St. Ignatius certainly practiced what he preached on this point. He spent his life after his conversion working to understand how God was calling him to be of service to God and others, and he dedicated himself completely to that task. In this way, St. Ignatius had strong parallels with the other holy man mentioned in the Gospel reading on his feast day, for John the Baptist earned the reputation that brought him to Herod’s attention precisely because he had a single-minded devotion the work of God in his life.
Although Ignatius was, thankfully, not martyred for his dedication, he was no less committed than John the Baptist. It is fitting that we would be learning about Jesus’s cousin on this feast of the man who founded a group envisioned as the companions of Jesus.
Just as importantly, those companions—the Jesuits—have been shaped by this example of prioritizing discernment of God’s call ever since their founding nearly 500 years ago, a strategy that has led to some profound developments for the Society of Jesus.
The most notable result of this approach is arguably the shift that occurred at the Jesuits’ General Congregation 32, which announced the Jesuits’ new dedication to “the service of faith and promotion of justice,” a formula that often leaves Jesuits and social justice synonymous for many Catholics. This commitment arose as result of the Society’s collective discernment that perfectly mirrored the kind St. Ignatius expected each individual Catholic to pursue. Lest we should think this was a strategic political shift or a matter of convenience, the first reading for this year’s Feast of St. Ignatius reminds us that social justice is indeed an immediate concern of God.
The first reading includes the biblical rules for the Jubilee, a unique feature of the Israelites’ commitment to following God’s guidance that resulted, in practice, to a periodic restoration of the balance between rich and poor. The Jubilee was a tool for the promotion of justice in its most radical form. The Jesuits’ commitment to the service of faith and the promotion of justice, the conviction “that love of God which does not issue in justice for men is a farce,” is therefore a return to these biblical roots. It is, if anything, not radical enough when compared to the Jubilee, and it was certainly inspired by a desire to follow God’s guidance in the immediate context of everyday life, just as St. Ignatius encouraged.

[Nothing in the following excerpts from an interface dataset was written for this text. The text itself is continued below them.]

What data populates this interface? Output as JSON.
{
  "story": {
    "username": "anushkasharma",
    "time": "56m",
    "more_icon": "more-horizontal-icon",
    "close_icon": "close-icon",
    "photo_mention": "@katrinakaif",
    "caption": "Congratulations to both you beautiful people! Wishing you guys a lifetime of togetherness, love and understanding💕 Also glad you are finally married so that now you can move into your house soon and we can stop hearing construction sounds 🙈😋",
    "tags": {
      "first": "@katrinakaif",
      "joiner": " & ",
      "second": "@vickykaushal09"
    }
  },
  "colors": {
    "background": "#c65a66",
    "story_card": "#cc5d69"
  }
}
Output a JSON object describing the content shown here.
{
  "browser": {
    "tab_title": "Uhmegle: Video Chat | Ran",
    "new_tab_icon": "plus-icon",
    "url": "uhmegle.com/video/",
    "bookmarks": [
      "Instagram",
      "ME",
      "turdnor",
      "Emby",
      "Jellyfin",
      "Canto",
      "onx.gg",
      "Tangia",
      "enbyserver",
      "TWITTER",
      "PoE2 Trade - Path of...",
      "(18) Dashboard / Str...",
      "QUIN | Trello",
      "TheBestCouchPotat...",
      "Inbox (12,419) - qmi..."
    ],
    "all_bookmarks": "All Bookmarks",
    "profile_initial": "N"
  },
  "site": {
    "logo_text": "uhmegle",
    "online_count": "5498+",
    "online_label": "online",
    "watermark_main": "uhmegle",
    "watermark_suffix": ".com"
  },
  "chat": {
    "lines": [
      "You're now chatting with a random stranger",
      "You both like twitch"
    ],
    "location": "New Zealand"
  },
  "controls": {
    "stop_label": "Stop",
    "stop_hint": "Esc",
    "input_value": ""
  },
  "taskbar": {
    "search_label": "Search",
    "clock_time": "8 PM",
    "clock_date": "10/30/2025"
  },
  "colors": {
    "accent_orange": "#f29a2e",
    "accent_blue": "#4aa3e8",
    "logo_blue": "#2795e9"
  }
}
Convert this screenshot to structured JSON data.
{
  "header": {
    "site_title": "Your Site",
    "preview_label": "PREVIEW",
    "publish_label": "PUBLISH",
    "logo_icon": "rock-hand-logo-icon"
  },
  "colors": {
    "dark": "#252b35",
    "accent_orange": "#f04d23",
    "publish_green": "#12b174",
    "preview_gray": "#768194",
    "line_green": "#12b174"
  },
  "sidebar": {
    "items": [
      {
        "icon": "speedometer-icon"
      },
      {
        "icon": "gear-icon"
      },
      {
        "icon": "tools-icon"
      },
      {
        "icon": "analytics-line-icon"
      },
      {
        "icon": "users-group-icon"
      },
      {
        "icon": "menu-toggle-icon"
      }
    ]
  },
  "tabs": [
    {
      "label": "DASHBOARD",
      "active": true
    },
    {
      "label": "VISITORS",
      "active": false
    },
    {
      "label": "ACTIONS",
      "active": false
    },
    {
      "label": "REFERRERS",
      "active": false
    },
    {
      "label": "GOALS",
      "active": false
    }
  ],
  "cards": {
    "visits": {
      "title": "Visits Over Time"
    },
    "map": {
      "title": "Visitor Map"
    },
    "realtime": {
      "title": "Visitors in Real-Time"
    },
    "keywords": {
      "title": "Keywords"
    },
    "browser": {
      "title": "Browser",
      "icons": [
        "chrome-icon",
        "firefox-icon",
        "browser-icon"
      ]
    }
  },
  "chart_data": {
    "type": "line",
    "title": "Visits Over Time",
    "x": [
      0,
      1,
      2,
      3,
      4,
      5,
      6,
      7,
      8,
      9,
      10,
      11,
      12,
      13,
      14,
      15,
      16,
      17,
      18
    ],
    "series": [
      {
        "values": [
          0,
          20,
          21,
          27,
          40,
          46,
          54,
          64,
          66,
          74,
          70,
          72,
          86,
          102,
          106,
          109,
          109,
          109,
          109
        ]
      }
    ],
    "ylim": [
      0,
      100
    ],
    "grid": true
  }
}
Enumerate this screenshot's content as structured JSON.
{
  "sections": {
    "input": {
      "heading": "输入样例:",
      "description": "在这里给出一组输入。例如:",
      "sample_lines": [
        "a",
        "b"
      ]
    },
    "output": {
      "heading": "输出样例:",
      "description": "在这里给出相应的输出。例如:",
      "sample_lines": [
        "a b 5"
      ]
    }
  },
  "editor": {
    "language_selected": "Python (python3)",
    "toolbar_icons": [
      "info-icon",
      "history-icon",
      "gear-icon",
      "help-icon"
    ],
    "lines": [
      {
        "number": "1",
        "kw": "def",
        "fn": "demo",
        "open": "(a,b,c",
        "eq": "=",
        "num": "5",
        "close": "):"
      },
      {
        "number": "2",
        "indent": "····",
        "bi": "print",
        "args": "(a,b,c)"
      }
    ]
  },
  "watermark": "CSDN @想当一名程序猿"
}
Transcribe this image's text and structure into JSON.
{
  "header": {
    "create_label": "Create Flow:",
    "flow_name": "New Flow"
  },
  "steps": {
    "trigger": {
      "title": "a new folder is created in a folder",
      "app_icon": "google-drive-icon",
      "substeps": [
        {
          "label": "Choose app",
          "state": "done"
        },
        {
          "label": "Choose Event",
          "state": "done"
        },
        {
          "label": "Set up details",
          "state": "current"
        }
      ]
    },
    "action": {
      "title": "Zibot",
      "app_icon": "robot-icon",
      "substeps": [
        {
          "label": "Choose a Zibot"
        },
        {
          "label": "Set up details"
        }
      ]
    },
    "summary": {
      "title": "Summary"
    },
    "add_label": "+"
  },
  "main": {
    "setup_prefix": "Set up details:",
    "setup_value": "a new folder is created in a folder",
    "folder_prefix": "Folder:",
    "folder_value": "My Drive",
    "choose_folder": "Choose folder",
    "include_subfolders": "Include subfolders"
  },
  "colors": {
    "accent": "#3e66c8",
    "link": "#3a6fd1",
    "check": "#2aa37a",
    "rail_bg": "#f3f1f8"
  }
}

Let us all follow suit, praying with St. Ignatius and asking St. Ignatius to pray for us, so that we might better discern how God is calling us to move forward in our lives.
So may your ways be known upon the earth.